▶ [What you need to do]: Return a copy of every line in the data below that contains "this".

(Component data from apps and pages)
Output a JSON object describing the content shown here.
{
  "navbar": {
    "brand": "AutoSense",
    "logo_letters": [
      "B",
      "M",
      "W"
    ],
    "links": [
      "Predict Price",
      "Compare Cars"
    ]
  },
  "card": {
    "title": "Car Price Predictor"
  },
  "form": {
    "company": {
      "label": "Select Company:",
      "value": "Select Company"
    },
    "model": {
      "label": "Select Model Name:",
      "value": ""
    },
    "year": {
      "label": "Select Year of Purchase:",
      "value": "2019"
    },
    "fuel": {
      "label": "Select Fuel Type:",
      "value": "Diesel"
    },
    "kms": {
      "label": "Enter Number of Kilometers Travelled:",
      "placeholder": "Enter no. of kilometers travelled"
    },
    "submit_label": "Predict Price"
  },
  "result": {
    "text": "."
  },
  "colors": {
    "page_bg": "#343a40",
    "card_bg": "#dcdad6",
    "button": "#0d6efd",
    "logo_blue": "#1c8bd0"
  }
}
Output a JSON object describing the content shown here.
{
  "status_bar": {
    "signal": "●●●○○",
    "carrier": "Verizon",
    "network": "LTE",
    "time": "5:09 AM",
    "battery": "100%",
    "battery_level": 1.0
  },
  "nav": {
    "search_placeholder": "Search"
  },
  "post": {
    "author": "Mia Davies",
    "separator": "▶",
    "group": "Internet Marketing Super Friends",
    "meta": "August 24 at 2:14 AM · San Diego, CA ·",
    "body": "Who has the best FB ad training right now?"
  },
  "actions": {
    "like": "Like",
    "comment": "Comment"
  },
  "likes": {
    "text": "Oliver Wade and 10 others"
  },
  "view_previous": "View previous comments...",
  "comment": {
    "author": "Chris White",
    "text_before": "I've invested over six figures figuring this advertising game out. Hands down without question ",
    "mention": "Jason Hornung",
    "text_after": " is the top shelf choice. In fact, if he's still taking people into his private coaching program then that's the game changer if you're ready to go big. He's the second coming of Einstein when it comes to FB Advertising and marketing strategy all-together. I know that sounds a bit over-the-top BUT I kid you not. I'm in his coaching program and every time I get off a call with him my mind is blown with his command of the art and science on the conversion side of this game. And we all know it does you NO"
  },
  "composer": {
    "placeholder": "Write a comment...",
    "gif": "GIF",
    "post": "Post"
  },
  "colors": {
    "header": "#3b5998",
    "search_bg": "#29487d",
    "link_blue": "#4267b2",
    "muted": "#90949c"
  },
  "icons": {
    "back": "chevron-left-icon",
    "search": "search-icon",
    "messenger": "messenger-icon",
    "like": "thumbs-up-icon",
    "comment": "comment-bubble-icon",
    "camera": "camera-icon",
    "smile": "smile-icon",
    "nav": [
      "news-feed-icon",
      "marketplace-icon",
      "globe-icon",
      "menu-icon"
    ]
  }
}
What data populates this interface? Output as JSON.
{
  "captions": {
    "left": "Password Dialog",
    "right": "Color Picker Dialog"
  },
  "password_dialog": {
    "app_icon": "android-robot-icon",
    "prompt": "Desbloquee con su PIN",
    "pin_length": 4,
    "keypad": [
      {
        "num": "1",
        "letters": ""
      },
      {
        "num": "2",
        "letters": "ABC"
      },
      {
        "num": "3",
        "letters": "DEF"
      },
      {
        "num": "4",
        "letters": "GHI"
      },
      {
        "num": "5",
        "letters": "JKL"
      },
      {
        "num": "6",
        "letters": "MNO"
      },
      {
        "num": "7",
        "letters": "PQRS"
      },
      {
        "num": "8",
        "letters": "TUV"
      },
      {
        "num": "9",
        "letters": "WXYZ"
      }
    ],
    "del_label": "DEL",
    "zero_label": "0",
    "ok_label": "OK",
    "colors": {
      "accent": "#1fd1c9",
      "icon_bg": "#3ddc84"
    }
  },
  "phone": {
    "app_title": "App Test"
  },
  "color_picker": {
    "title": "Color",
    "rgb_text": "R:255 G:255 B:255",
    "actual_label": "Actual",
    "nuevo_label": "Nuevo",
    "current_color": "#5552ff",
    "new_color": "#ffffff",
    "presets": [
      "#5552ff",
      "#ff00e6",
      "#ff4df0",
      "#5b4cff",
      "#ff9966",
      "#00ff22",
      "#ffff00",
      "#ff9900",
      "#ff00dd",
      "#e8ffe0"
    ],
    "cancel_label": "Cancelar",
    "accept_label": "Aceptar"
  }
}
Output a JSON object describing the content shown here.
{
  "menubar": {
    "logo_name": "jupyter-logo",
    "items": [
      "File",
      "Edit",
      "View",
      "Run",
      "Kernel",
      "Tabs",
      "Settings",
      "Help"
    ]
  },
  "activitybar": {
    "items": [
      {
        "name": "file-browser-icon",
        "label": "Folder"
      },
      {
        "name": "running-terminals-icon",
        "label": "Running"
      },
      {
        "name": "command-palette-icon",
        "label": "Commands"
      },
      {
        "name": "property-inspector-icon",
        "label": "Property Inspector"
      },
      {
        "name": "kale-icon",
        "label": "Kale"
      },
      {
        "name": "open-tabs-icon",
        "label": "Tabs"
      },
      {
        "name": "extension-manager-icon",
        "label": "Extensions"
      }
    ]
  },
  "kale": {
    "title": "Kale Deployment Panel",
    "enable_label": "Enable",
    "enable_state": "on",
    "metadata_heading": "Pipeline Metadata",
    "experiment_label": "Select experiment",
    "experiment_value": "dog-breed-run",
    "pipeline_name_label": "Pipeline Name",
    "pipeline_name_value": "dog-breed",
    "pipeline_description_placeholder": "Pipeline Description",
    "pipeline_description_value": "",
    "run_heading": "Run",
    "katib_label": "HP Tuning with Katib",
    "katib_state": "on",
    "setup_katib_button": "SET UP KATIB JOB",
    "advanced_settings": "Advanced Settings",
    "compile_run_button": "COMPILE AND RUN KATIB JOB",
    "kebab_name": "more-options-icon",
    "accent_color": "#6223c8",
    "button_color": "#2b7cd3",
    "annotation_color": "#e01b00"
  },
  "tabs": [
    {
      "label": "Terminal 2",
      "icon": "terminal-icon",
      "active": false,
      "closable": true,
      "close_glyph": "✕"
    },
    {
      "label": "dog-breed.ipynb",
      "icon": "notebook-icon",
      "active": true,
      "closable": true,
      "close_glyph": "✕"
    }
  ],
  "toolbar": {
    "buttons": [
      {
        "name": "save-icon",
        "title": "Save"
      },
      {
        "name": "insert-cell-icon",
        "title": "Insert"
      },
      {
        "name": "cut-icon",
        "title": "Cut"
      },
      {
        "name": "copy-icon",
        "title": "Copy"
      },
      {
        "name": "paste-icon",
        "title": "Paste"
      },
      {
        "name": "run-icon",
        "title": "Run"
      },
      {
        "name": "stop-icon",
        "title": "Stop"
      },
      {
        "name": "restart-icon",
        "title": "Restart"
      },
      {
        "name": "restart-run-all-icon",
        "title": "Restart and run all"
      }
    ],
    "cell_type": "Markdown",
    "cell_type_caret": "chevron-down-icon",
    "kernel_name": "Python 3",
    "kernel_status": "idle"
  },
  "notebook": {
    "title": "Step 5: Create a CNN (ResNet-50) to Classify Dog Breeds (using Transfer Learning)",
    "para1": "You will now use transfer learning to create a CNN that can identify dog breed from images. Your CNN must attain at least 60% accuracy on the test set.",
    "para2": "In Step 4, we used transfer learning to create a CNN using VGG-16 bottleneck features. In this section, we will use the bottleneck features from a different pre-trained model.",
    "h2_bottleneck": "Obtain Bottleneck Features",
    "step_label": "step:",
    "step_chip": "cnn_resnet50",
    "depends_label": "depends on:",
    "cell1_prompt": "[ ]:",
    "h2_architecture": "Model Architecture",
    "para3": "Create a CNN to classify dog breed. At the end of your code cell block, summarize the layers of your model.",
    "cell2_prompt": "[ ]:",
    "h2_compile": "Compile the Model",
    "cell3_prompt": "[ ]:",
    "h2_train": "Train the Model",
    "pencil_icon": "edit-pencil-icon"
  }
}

▶ [Final answer]:
    "text_before": "I've invested over six figures figuring this advertising game out. Hands down without question ",
    "text_after": " is the top shelf choice. In fact, if he's still taking people into his private coaching program then that's the game changer if you're ready to go big. He's the second coming of Einstein when it comes to FB Advertising and marketing strategy all-together. I know that sounds a bit over-the-top BUT I kid you not. I'm in his coaching program and every time I get off a call with him my mind is blown with his command of the art and science on the conversion side of this game. And we all know it does you NO"
What data populates this interface? Output as JSON.
    "para2": "In Step 4, we used transfer learning to create a CNN using VGG-16 bottleneck features. In this section, we will use the bottleneck features from a different pre-trained model.",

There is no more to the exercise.